There is plenty of beauty in Letters to Juliet. Seyfried, looking at times like a young Goldie Hawn, is likable and lovely. The film was shot almost entirely on location, and the gorgeous Italian cities and stunning countryside create a perfect backdrop that sets the mood for this romance. Bernal is hilarious as Sophie’s pre-occupied fiancé and portrays Victor’s passion for food and wine with a turbo-charged zeal.
However, the soul of the film is Redgrave who plays Claire with innocence and dignity that makes this story a tad better than the archetypical samples of the genre. You instantly begin to pull for her and want nothing more than for her to find her Lorenzo. It is invigorating to see a romance movie that doesn’t merely involve perfect-looking twenty-somethings falling in love or dealing with the tragedies that author Nicholas Sparks has made the standard with forced films like Dear John (also starring Seyfried) and The Last Song.

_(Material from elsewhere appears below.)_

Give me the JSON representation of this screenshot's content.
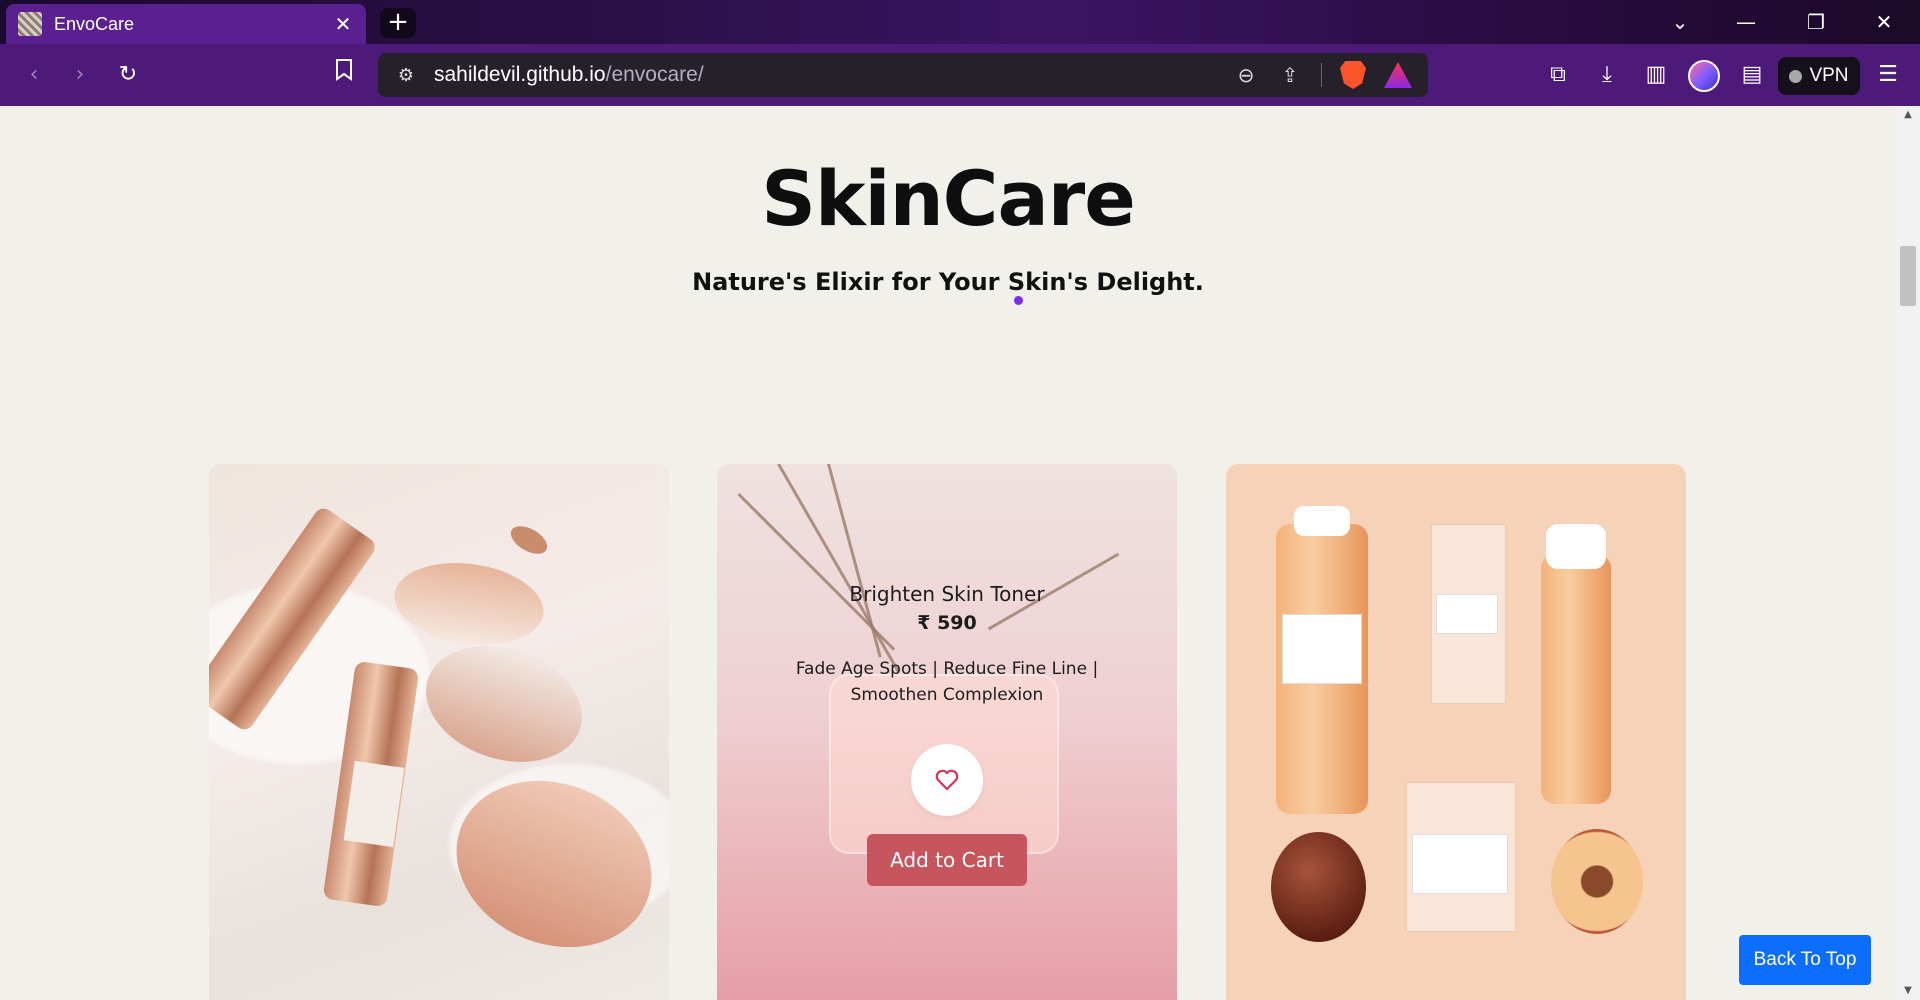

But there are some trappings that the film can’t overcome. The love story involving Sophie and Charlie is two-dimensional and there are a few too many “happy coincidences” in what is simply lazy storytelling. The film becomes predictable and the end drags and sputters a little, but by the time the credits roll you get what you came for.
When it comes to getting that warmth right in the cockles, Letters to Juliet delivers.
(Cheesy, I know, but I had to.)
3 out of 5